# Task:
Pick each line that has "Specify" out of the records.
┄┄┄┄┄┄┄┄┄┄┄┄┄┄┄┄┄┄┄┄
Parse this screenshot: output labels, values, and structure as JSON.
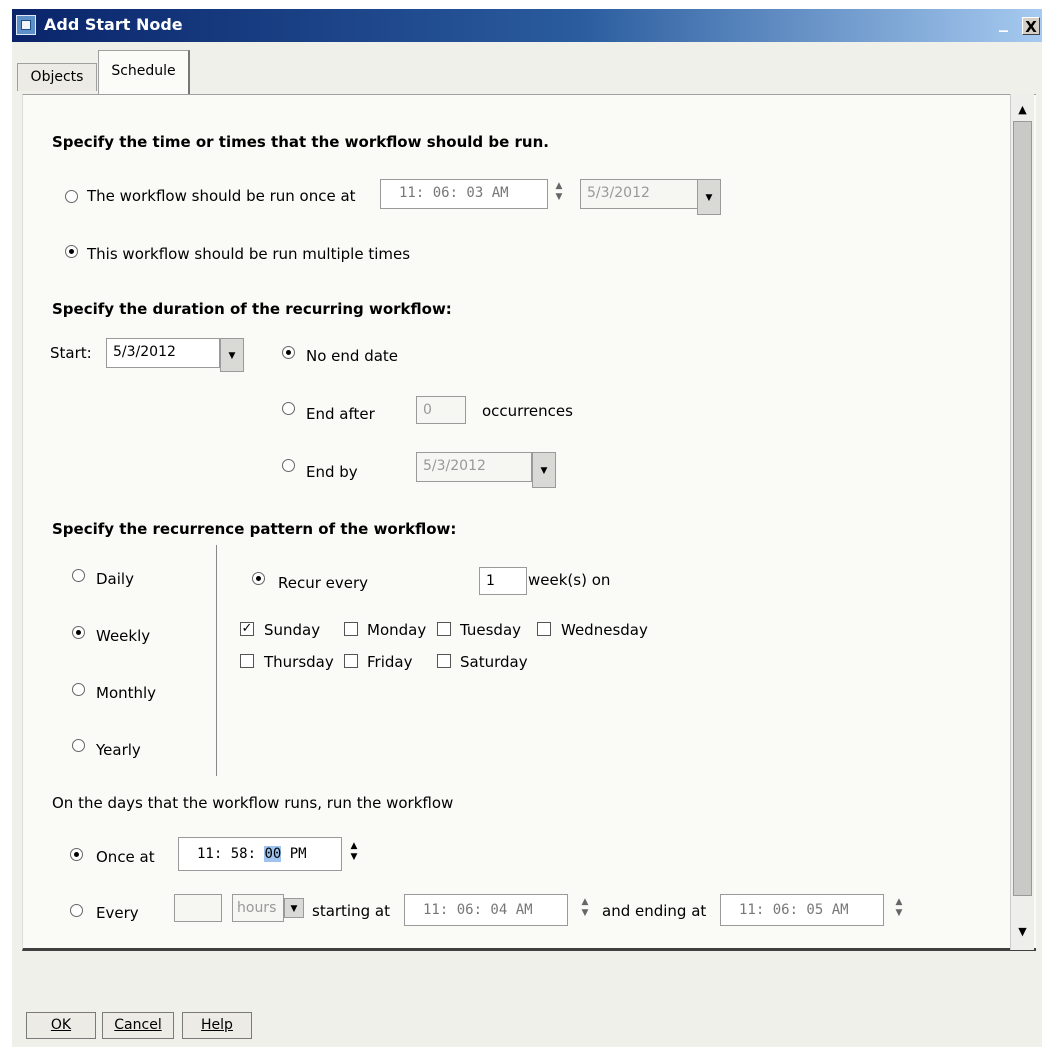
{
  "window": {
    "title": "Add Start Node",
    "close_glyph": "X",
    "minimize_glyph": "_"
  },
  "tabs": [
    {
      "label": "Objects",
      "active": false
    },
    {
      "label": "Schedule",
      "active": true
    }
  ],
  "section1": {
    "heading": "Specify the time or times that the workflow should be run.",
    "run_once_label": "The workflow should be run once at",
    "run_once_time": "11: 06: 03 AM",
    "run_once_date": "5/3/2012",
    "run_multiple_label": "This workflow should be run multiple times",
    "selected": "multiple"
  },
  "section2": {
    "heading": "Specify the duration of the recurring workflow:",
    "start_label": "Start:",
    "start_date": "5/3/2012",
    "no_end_label": "No end date",
    "end_after_label": "End after",
    "end_after_value": "0",
    "occurrences_label": "occurrences",
    "end_by_label": "End by",
    "end_by_date": "5/3/2012",
    "selected": "no_end"
  },
  "section3": {
    "heading": "Specify the recurrence pattern of the workflow:",
    "patterns": [
      "Daily",
      "Weekly",
      "Monthly",
      "Yearly"
    ],
    "selected_pattern": "Weekly",
    "recur_every_label": "Recur every",
    "recur_every_value": "1",
    "weeks_on_label": "week(s) on",
    "days": [
      {
        "label": "Sunday",
        "checked": true
      },
      {
        "label": "Monday",
        "checked": false
      },
      {
        "label": "Tuesday",
        "checked": false
      },
      {
        "label": "Wednesday",
        "checked": false
      },
      {
        "label": "Thursday",
        "checked": false
      },
      {
        "label": "Friday",
        "checked": false
      },
      {
        "label": "Saturday",
        "checked": false
      }
    ]
  },
  "section4": {
    "heading": "On the days that the workflow runs, run the workflow",
    "once_at_label": "Once at",
    "once_at_time_hm": "11: 58: ",
    "once_at_time_sec": "00",
    "once_at_time_ampm": " PM",
    "every_label": "Every",
    "every_value": "",
    "unit": "hours",
    "starting_at_label": "starting at",
    "starting_at_time": "11: 06: 04 AM",
    "ending_at_label": "and ending at",
    "ending_at_time": "11: 06: 05 AM",
    "selected": "once"
  },
  "buttons": {
    "ok": "OK",
    "cancel": "Cancel",
    "help": "Help"
  },
  "icons": {
    "app": "app-icon",
    "spinner": "spinner-up-down-icon",
    "dropdown": "dropdown-arrow-icon",
    "scroll_up": "scroll-up-arrow-icon",
    "scroll_down": "scroll-down-arrow-icon"
  },
  "colors": {
    "titlebar_start": "#0a246a",
    "titlebar_end": "#a6caf0",
    "selection": "#9dc3ee"
  }
}
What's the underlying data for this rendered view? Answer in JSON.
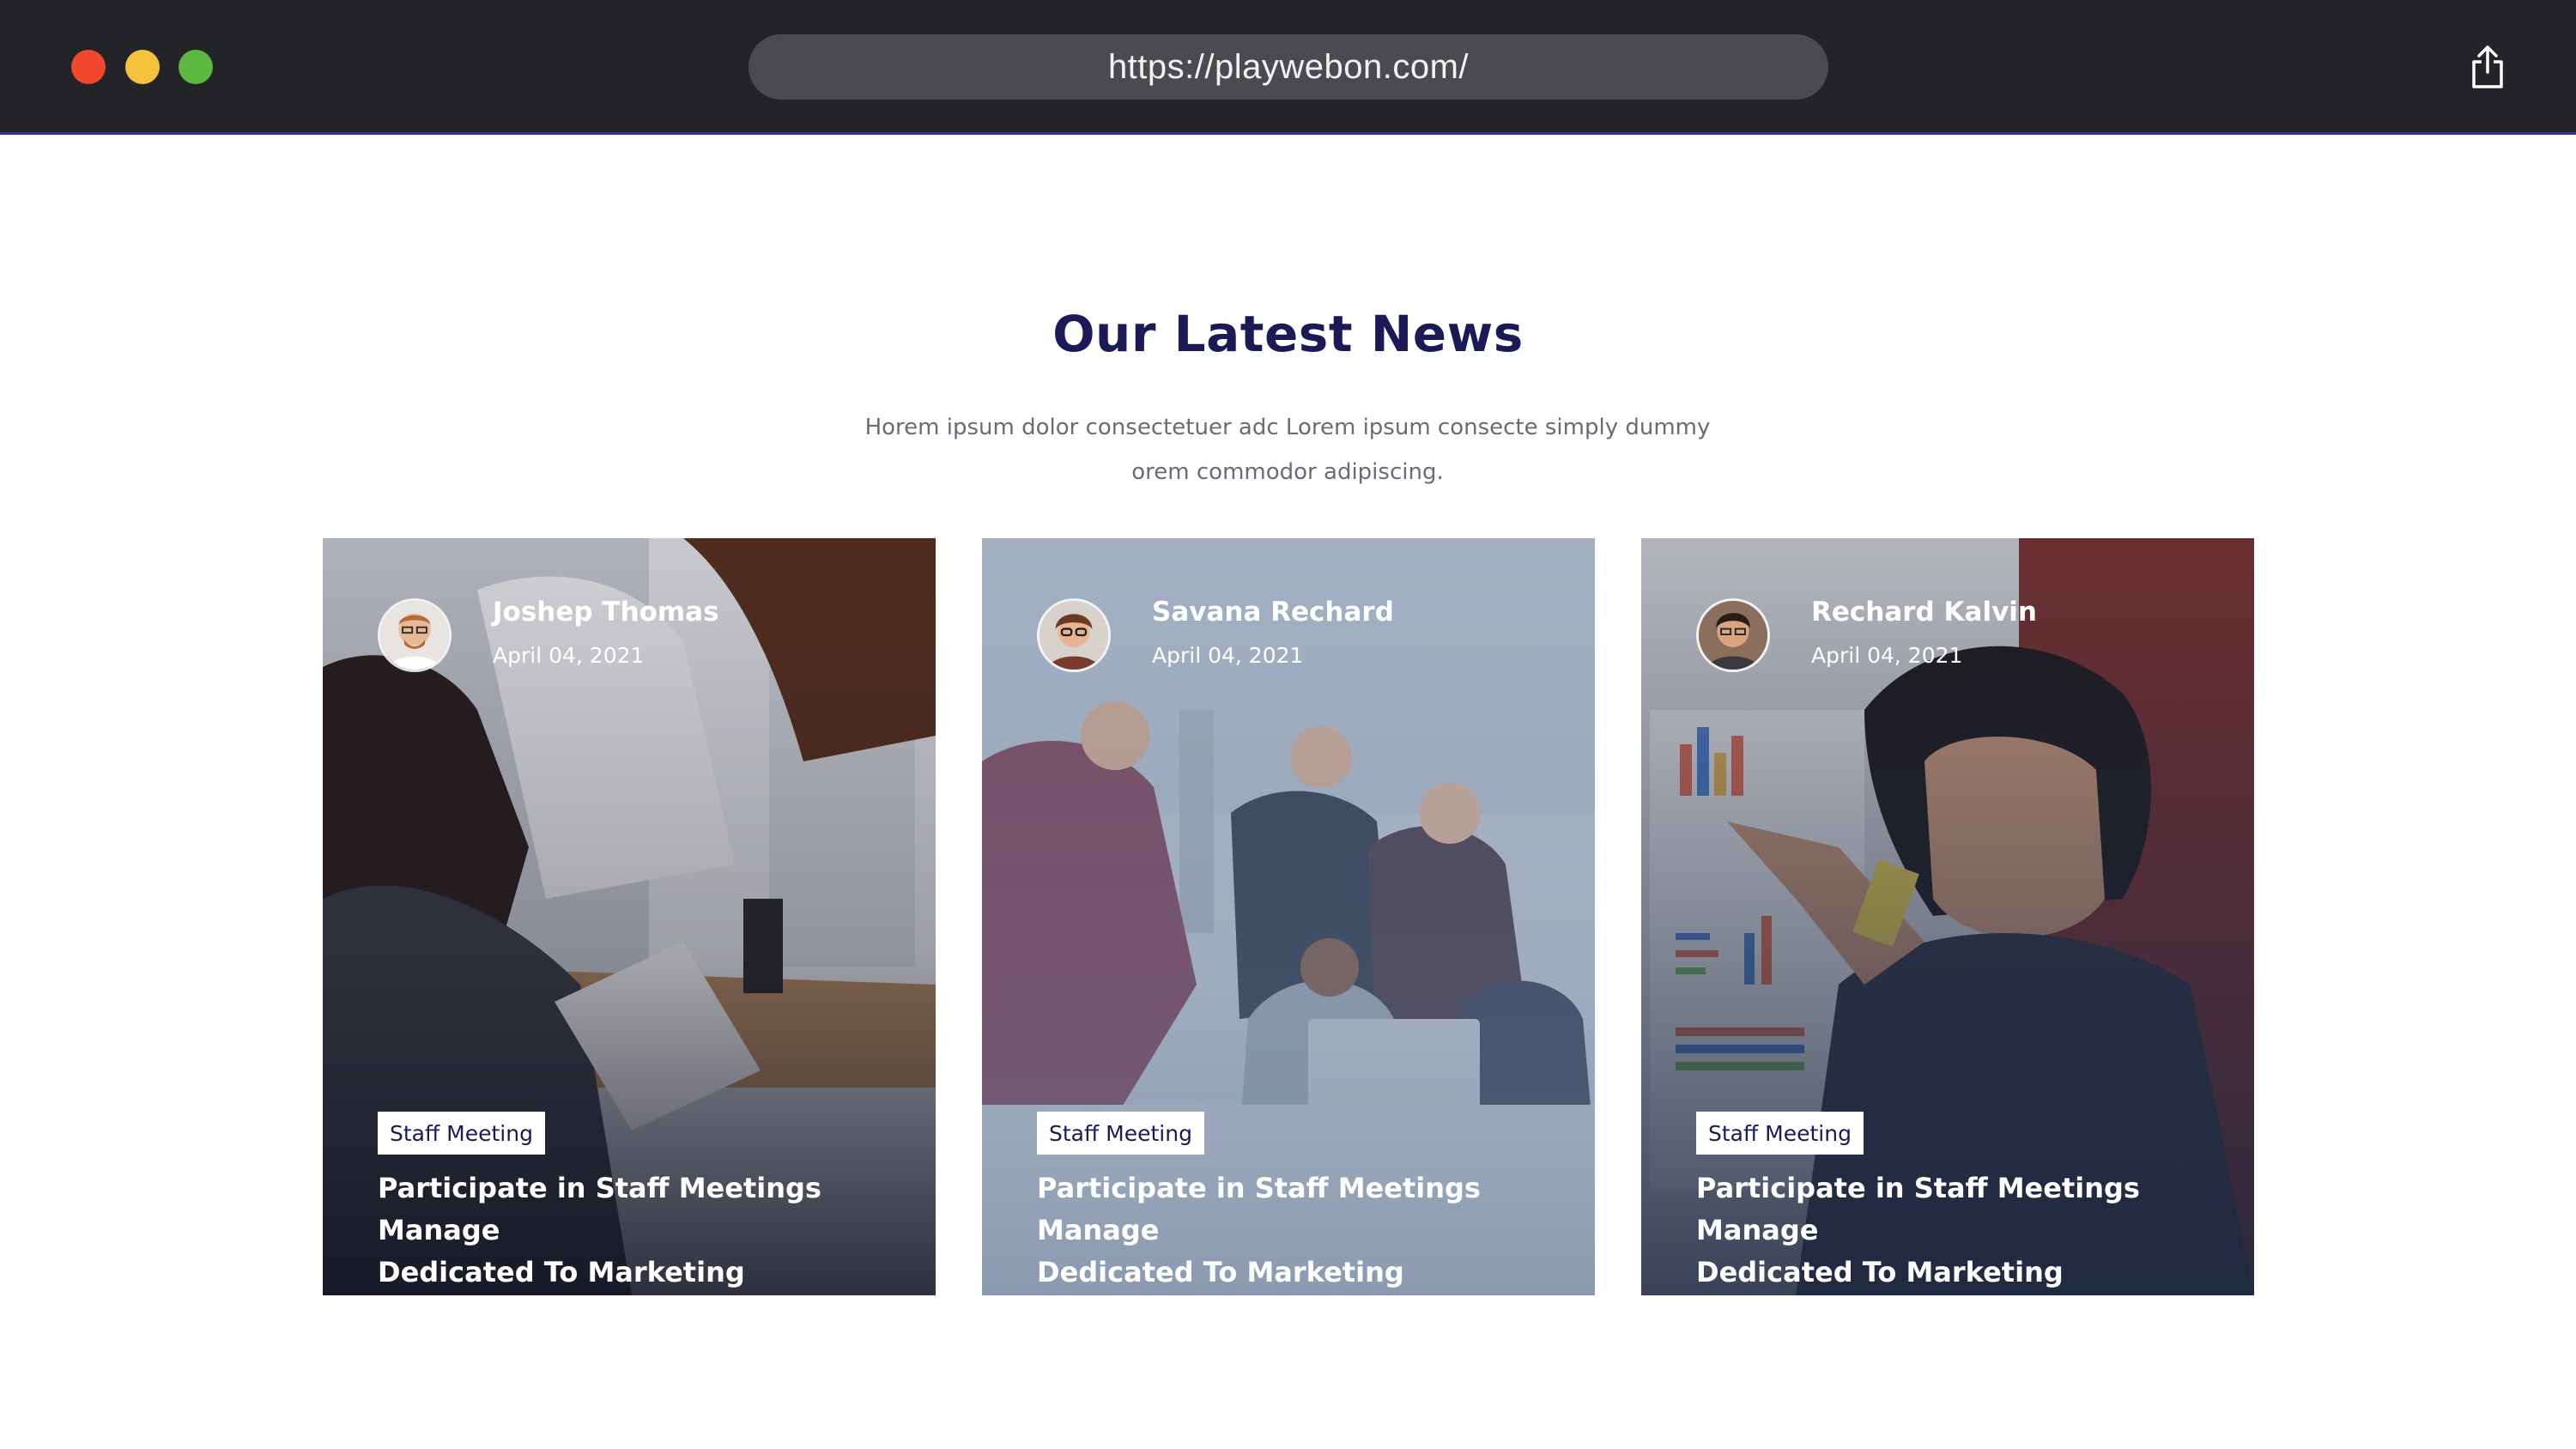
{
  "browser": {
    "url": "https://playwebon.com/",
    "traffic_lights": {
      "close_color": "#f0472f",
      "minimize_color": "#f5c33b",
      "zoom_color": "#5cb83e"
    }
  },
  "section": {
    "title": "Our Latest News",
    "subtitle_line1": "Horem ipsum dolor consectetuer adc Lorem ipsum consecte simply dummy",
    "subtitle_line2": "orem commodor adipiscing."
  },
  "cards": [
    {
      "author": "Joshep Thomas",
      "date": "April 04, 2021",
      "tag": "Staff Meeting",
      "headline_line1": "Participate in Staff Meetings Manage",
      "headline_line2": "Dedicated To Marketing"
    },
    {
      "author": "Savana Rechard",
      "date": "April 04, 2021",
      "tag": "Staff Meeting",
      "headline_line1": "Participate in Staff Meetings Manage",
      "headline_line2": "Dedicated To Marketing"
    },
    {
      "author": "Rechard Kalvin",
      "date": "April 04, 2021",
      "tag": "Staff Meeting",
      "headline_line1": "Participate in Staff Meetings Manage",
      "headline_line2": "Dedicated To Marketing"
    }
  ],
  "colors": {
    "title": "#1c1a56",
    "subtitle": "#6b6b76",
    "chrome_bg": "#232427",
    "urlbar_bg": "#4a4b4f"
  }
}
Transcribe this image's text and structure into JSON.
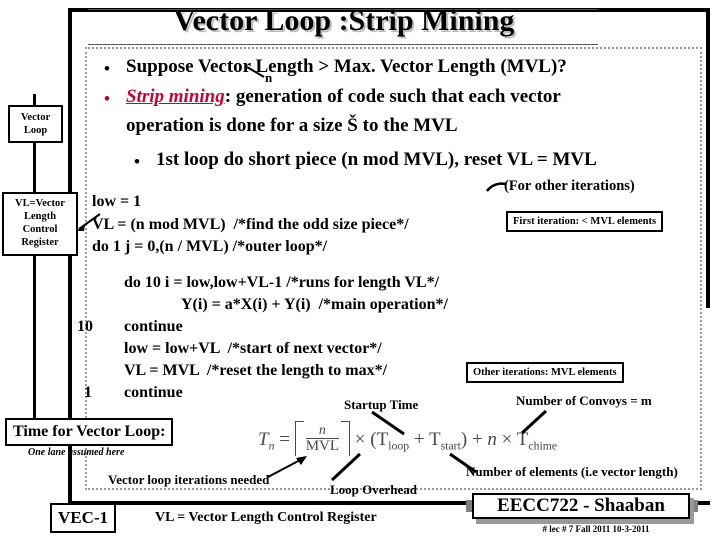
{
  "slide": {
    "title": "Vector Loop :Strip Mining",
    "bullets": [
      {
        "id": "bullet-mvl-question",
        "text_before": "Suppose Vector Length > Max. Vector Length (MVL)?",
        "annotation": "n"
      },
      {
        "id": "bullet-strip-mining",
        "term": "Strip mining",
        "text_after": ": generation of code such that each vector",
        "line2": "operation is done for a size Š to the MVL"
      },
      {
        "id": "bullet-first-loop",
        "text": "1st loop do short piece (n mod MVL), reset VL = MVL"
      }
    ],
    "for_other_iterations": "(For other iterations)",
    "code": [
      {
        "label": "",
        "text": "low = 1",
        "indent": 0
      },
      {
        "label": "",
        "text": "VL = (n mod MVL)  /*find the odd size piece*/",
        "indent": 0
      },
      {
        "label": "",
        "text": "do 1 j = 0,(n / MVL) /*outer loop*/",
        "indent": 0
      },
      {
        "label": "",
        "text": "do 10 i = low,low+VL-1 /*runs for length VL*/",
        "indent": 1
      },
      {
        "label": "",
        "text": "Y(i) = a*X(i) + Y(i)  /*main operation*/",
        "indent": 2
      },
      {
        "label": "10",
        "text": "continue",
        "indent": 1
      },
      {
        "label": "",
        "text": "low = low+VL  /*start of next vector*/",
        "indent": 1
      },
      {
        "label": "",
        "text": "VL = MVL  /*reset the length to max*/",
        "indent": 1
      },
      {
        "label": "1",
        "text": "continue",
        "indent": 1
      }
    ],
    "side_boxes": {
      "vector_loop": "Vector Loop",
      "vl_register": "VL=Vector Length Control Register"
    },
    "annotation_boxes": {
      "first_iteration": "First iteration: < MVL elements",
      "other_iterations": "Other iterations: MVL elements"
    },
    "time_section": {
      "label": "Time for Vector Loop:",
      "note": "One lane assumed here",
      "formula": {
        "lhs": "T",
        "lhs_sub": "n",
        "eq": "=",
        "frac_num": "n",
        "frac_den": "MVL",
        "times1": "×",
        "paren": "(T",
        "sub_loop": "loop",
        "plus": "+ T",
        "sub_start": "start",
        "close": ")",
        "plus2": "+",
        "n_var": "n",
        "times2": "×",
        "t_chime": "T",
        "sub_chime": "chime"
      },
      "annotations": {
        "startup_time": "Startup Time",
        "number_of_convoys": "Number of Convoys = m",
        "number_of_elements": "Number of elements (i.e vector length)",
        "loop_overhead": "Loop Overhead",
        "vector_loop_iterations": "Vector loop iterations needed"
      }
    },
    "footer": {
      "vec_tag": "VEC-1",
      "caption": "VL = Vector Length Control Register",
      "course": "EECC722 - Shaaban",
      "meta": "#  lec # 7    Fall 2011   10-3-2011"
    },
    "colors": {
      "accent_red": "#cc0033",
      "frame_black": "#000000",
      "formula_gray": "#4a4a4a",
      "shadow_gray": "#9a9a9a"
    }
  }
}
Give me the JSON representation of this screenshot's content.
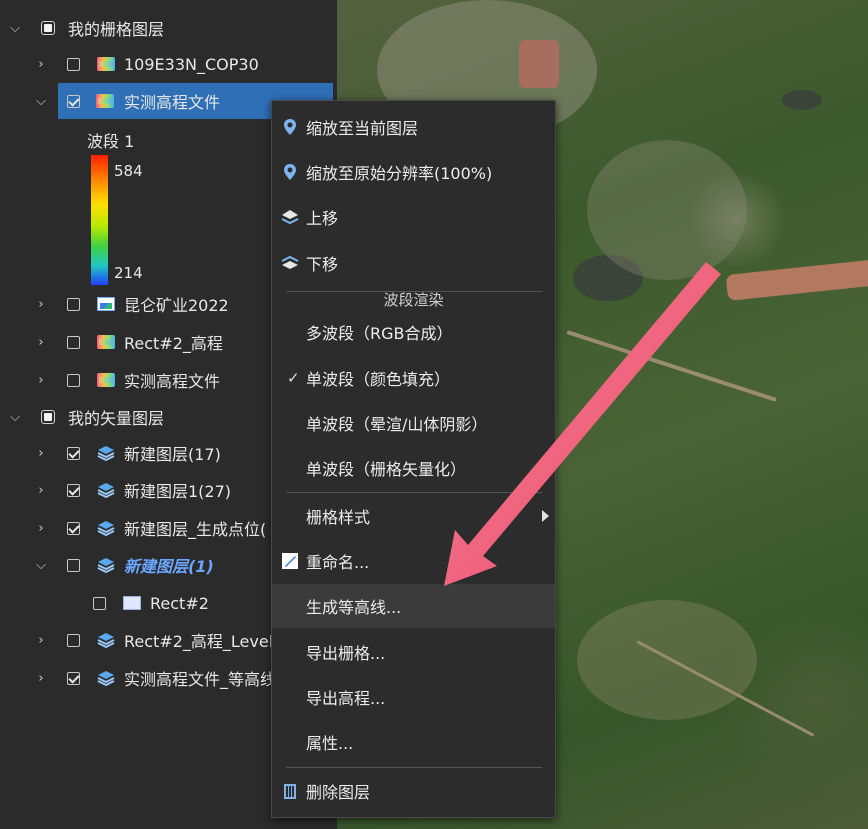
{
  "raster_group": {
    "label": "我的栅格图层"
  },
  "raster_layers": [
    {
      "label": "109E33N_COP30"
    },
    {
      "label": "实测高程文件"
    }
  ],
  "legend": {
    "band_label": "波段 1",
    "max": "584",
    "min": "214"
  },
  "raster_layers_2": [
    {
      "label": "昆仑矿业2022"
    },
    {
      "label": "Rect#2_高程"
    },
    {
      "label": "实测高程文件"
    }
  ],
  "vector_group": {
    "label": "我的矢量图层"
  },
  "vector_layers": [
    {
      "label": "新建图层(17)"
    },
    {
      "label": "新建图层1(27)"
    },
    {
      "label": "新建图层_生成点位("
    },
    {
      "label": "新建图层(1)"
    },
    {
      "label": "Rect#2"
    },
    {
      "label": "Rect#2_高程_Level_"
    },
    {
      "label": "实测高程文件_等高线"
    }
  ],
  "menu": {
    "zoom_layer": "缩放至当前图层",
    "zoom_native": "缩放至原始分辨率(100%)",
    "move_up": "上移",
    "move_down": "下移",
    "band_render_header": "波段渲染",
    "multi_band": "多波段（RGB合成）",
    "single_band_fill": "单波段（颜色填充）",
    "single_band_hillshade": "单波段（晕渲/山体阴影）",
    "single_band_vectorize": "单波段（栅格矢量化）",
    "raster_style": "栅格样式",
    "rename": "重命名...",
    "contour": "生成等高线...",
    "export_raster": "导出栅格...",
    "export_elevation": "导出高程...",
    "properties": "属性...",
    "delete_layer": "删除图层"
  },
  "colors": {
    "selection": "#2f6fb6",
    "accent_arrow": "#f0506e",
    "italic_layer": "#6aa6ff"
  }
}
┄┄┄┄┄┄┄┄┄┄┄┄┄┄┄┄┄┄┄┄
# Solution below:
    "heading": "Specify the time or times that the workflow should be run.",
    "heading": "Specify the duration of the recurring workflow:",
    "heading": "Specify the recurrence pattern of the workflow:",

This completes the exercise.